Fordham started out in the trade in 1954 and went on to become a rod designer and manufacturer at Davenport & Fordham in Fordingbridge, Hampshire.
He later worked for the Modern Arms Rod Company in London, before founding Fordham & Wakefield in 1978.
He was instrumental at Davenport & Fordham in introducing the Sportex range of blanks from Germany to the UK. More recently, Fordham & Wakefield has distributed products including Royal Wulff fly lines, Seaguar fluorocarbons and Flex Coat epoxy resins and rod building accessories.
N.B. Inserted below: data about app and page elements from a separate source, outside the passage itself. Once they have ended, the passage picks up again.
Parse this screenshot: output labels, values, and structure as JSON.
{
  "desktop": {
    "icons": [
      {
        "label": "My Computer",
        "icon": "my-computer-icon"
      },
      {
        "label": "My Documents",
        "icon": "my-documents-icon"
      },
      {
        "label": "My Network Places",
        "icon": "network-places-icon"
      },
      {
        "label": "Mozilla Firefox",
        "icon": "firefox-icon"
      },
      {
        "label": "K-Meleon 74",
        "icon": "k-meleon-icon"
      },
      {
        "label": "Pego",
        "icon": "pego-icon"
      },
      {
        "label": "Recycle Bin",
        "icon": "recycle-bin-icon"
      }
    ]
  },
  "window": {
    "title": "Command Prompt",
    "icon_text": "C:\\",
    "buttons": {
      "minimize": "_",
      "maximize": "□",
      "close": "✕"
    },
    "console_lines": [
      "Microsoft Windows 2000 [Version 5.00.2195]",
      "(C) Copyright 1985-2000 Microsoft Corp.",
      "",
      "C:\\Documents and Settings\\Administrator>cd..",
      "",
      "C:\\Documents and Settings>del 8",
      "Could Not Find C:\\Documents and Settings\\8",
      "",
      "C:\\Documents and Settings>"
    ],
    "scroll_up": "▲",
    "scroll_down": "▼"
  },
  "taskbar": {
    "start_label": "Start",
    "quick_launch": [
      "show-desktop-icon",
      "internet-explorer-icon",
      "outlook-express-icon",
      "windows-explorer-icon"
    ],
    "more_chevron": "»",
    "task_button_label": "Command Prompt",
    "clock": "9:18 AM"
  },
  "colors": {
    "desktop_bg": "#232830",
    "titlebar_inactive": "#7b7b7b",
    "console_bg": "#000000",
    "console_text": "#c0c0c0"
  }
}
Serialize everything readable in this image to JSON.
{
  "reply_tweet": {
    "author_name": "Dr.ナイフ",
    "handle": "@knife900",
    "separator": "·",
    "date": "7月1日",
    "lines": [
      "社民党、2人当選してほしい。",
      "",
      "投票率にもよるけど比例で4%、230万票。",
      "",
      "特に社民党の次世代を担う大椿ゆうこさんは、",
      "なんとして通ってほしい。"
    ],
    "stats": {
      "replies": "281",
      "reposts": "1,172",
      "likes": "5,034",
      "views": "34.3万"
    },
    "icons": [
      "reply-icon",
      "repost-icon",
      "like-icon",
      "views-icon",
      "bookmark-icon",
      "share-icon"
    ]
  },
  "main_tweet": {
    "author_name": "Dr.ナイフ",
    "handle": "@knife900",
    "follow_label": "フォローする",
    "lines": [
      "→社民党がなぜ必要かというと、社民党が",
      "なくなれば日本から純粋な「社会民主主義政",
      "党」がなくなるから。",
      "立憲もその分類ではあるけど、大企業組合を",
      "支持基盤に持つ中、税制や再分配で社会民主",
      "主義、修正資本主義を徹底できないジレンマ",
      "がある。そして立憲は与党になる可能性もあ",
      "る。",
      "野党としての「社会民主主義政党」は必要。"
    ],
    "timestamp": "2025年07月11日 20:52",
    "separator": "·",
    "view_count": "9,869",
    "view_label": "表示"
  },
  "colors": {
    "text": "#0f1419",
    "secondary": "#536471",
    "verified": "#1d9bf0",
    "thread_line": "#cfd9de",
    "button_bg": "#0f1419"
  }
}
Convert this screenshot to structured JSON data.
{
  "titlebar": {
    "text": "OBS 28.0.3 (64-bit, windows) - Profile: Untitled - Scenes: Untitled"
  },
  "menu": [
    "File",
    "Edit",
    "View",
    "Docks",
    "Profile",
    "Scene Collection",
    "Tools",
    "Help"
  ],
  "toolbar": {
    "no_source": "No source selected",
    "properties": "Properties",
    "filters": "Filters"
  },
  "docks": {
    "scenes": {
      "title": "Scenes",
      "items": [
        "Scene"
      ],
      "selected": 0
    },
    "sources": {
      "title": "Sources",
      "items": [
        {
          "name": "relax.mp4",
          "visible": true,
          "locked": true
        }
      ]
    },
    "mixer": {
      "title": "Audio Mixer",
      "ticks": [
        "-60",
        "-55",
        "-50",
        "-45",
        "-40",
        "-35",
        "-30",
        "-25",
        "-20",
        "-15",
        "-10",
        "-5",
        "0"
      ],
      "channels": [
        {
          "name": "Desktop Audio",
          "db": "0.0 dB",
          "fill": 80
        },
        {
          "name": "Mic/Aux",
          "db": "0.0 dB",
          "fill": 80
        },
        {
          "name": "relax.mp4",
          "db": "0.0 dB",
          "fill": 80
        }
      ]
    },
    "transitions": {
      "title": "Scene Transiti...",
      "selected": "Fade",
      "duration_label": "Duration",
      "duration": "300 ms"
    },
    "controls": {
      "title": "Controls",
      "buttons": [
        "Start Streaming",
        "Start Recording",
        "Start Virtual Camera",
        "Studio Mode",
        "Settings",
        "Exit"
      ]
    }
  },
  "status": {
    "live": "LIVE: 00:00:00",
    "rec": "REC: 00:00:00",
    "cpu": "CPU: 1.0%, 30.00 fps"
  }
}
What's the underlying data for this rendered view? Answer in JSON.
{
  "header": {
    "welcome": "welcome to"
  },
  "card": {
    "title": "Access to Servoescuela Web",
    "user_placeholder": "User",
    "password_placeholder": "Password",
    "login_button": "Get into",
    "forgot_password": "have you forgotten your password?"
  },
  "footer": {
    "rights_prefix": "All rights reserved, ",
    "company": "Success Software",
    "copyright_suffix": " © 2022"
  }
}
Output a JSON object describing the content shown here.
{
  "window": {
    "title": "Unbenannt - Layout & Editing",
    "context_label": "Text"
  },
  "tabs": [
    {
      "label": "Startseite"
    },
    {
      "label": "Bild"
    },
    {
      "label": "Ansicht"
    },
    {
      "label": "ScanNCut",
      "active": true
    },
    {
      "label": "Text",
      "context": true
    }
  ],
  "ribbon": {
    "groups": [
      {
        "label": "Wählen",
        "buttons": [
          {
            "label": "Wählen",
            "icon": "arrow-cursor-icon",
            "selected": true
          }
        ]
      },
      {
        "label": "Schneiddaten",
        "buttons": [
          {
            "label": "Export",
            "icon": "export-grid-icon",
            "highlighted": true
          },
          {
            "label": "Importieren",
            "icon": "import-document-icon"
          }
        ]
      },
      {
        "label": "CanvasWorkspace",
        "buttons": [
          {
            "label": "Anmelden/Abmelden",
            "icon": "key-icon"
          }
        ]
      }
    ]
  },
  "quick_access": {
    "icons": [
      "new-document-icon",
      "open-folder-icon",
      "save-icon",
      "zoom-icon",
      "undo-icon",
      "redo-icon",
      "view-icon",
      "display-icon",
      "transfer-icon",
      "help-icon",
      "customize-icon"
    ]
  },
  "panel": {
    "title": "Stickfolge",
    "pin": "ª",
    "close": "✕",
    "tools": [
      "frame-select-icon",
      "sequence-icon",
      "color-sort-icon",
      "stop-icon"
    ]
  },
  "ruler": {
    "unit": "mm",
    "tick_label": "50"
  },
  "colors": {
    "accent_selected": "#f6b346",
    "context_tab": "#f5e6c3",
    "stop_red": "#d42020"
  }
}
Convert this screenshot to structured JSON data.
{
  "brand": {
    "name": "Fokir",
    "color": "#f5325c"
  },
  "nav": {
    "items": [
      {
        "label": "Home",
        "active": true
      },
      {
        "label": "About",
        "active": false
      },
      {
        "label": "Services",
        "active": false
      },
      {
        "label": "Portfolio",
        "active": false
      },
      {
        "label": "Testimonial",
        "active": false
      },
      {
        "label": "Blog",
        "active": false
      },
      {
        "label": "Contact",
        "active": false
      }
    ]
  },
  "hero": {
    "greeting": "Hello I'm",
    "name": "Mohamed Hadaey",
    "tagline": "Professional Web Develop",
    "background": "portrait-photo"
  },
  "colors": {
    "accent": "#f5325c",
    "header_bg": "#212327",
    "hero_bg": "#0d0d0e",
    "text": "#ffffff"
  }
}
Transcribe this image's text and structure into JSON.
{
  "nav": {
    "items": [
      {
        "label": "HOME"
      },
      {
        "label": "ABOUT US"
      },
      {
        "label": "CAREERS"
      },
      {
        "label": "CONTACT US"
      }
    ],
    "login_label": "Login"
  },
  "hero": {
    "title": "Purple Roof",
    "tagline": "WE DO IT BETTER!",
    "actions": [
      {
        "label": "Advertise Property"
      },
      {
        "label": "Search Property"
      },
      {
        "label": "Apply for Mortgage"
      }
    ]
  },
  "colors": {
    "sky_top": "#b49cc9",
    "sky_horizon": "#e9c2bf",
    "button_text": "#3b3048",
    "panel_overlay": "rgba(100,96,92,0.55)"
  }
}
A skilled engineer with service in the RAF, Tony Fordham was expert in fashioning split cane rods from raw Chinese bamboo poles and built the superb Tom Ivens range of stillwater fly rods. He was also a pioneer in the use of glass fibre, carbon and Kevlar.
He invented the spigot ferrule, which saved weight, improved flex and avoided breakages, but regretted failing to patent the idea.
Credited with influencing many well-known anglers over the years, he had a wide experience of coarse, game and saltwater fishing across the world, which he used to good effect in his business. He retired last year.
“He was a true innovator and problem solver,” said his son, Anthony, who takes over as Managing Director at Fordham & Wakefield in East Sussex. “He was also an incredible perfectionist, which is why he was so highly thought of by customers.”
Tony Fordham is survived by his wife, Barbara, son, Anthony, and daughters, Caroline and Elizabeth.